### Task requirements
Your output should be the complete listing, word for word, with no pictures in it.

### The data
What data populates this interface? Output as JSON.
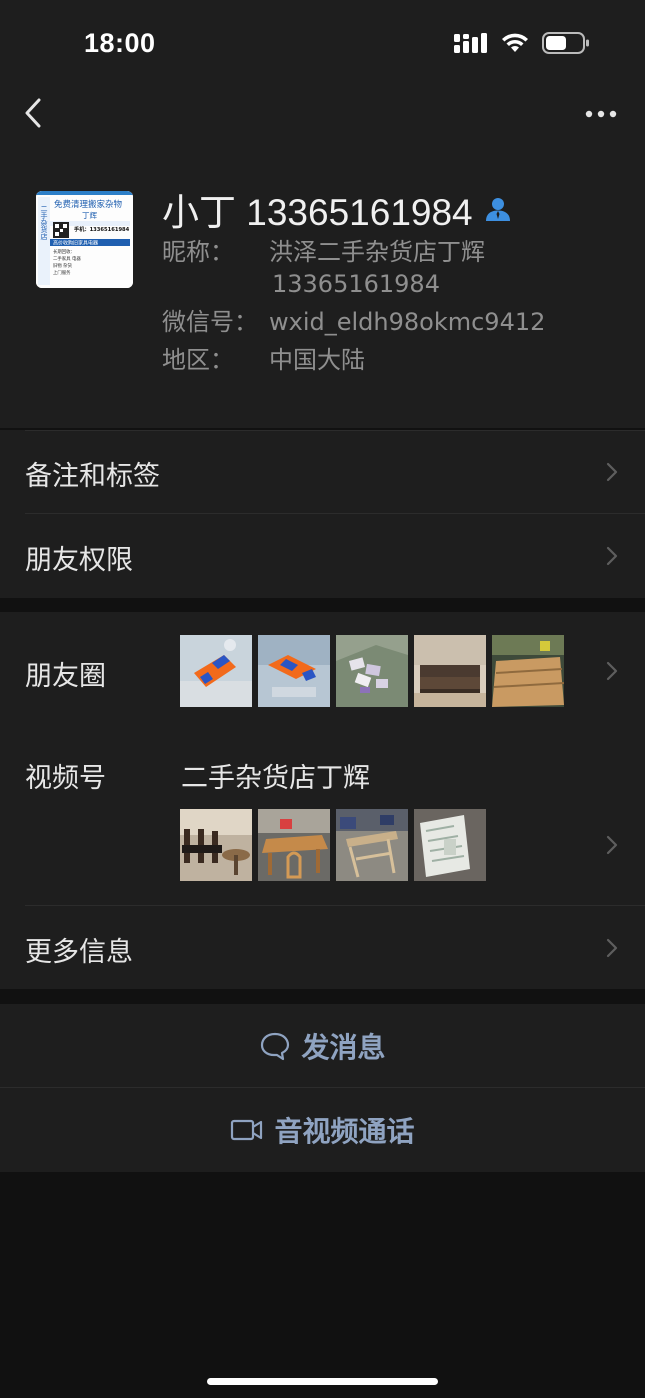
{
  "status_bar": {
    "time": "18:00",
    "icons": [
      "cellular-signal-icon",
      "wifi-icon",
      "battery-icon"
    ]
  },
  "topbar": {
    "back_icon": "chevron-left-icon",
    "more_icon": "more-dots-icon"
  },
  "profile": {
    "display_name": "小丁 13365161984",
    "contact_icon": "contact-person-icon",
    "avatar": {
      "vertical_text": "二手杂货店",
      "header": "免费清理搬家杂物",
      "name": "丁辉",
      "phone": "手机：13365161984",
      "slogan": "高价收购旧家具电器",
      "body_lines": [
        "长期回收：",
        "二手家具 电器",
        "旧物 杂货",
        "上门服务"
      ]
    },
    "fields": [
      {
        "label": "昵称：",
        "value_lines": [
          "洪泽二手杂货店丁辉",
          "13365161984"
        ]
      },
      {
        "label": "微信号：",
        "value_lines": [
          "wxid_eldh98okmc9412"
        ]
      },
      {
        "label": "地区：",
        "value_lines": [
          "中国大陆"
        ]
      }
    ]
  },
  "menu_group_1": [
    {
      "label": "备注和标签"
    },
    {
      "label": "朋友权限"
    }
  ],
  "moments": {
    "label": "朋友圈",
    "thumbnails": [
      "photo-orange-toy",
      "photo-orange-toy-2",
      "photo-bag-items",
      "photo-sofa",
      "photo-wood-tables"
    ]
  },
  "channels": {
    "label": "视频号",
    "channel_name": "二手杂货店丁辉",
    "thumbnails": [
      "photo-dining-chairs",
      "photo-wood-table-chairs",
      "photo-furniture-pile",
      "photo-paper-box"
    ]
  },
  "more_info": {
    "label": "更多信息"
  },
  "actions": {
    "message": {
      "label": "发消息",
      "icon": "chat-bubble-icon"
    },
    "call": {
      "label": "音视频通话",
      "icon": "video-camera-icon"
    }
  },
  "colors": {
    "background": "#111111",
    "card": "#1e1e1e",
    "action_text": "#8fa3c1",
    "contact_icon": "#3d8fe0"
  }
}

### Answer space
What data populates this interface? Output as JSON.
{
  "status_bar": {
    "time": "18:00",
    "icons": [
      "cellular-signal-icon",
      "wifi-icon",
      "battery-icon"
    ]
  },
  "topbar": {
    "back_icon": "chevron-left-icon",
    "more_icon": "more-dots-icon"
  },
  "profile": {
    "display_name": "小丁 13365161984",
    "contact_icon": "contact-person-icon",
    "avatar": {
      "vertical_text": "二手杂货店",
      "header": "免费清理搬家杂物",
      "name": "丁辉",
      "phone": "手机：13365161984",
      "slogan": "高价收购旧家具电器",
      "body_lines": [
        "长期回收：",
        "二手家具 电器",
        "旧物 杂货",
        "上门服务"
      ]
    },
    "fields": [
      {
        "label": "昵称：",
        "value_lines": [
          "洪泽二手杂货店丁辉",
          "13365161984"
        ]
      },
      {
        "label": "微信号：",
        "value_lines": [
          "wxid_eldh98okmc9412"
        ]
      },
      {
        "label": "地区：",
        "value_lines": [
          "中国大陆"
        ]
      }
    ]
  },
  "menu_group_1": [
    {
      "label": "备注和标签"
    },
    {
      "label": "朋友权限"
    }
  ],
  "moments": {
    "label": "朋友圈",
    "thumbnails": [
      "photo-orange-toy",
      "photo-orange-toy-2",
      "photo-bag-items",
      "photo-sofa",
      "photo-wood-tables"
    ]
  },
  "channels": {
    "label": "视频号",
    "channel_name": "二手杂货店丁辉",
    "thumbnails": [
      "photo-dining-chairs",
      "photo-wood-table-chairs",
      "photo-furniture-pile",
      "photo-paper-box"
    ]
  },
  "more_info": {
    "label": "更多信息"
  },
  "actions": {
    "message": {
      "label": "发消息",
      "icon": "chat-bubble-icon"
    },
    "call": {
      "label": "音视频通话",
      "icon": "video-camera-icon"
    }
  },
  "colors": {
    "background": "#111111",
    "card": "#1e1e1e",
    "action_text": "#8fa3c1",
    "contact_icon": "#3d8fe0"
  }
}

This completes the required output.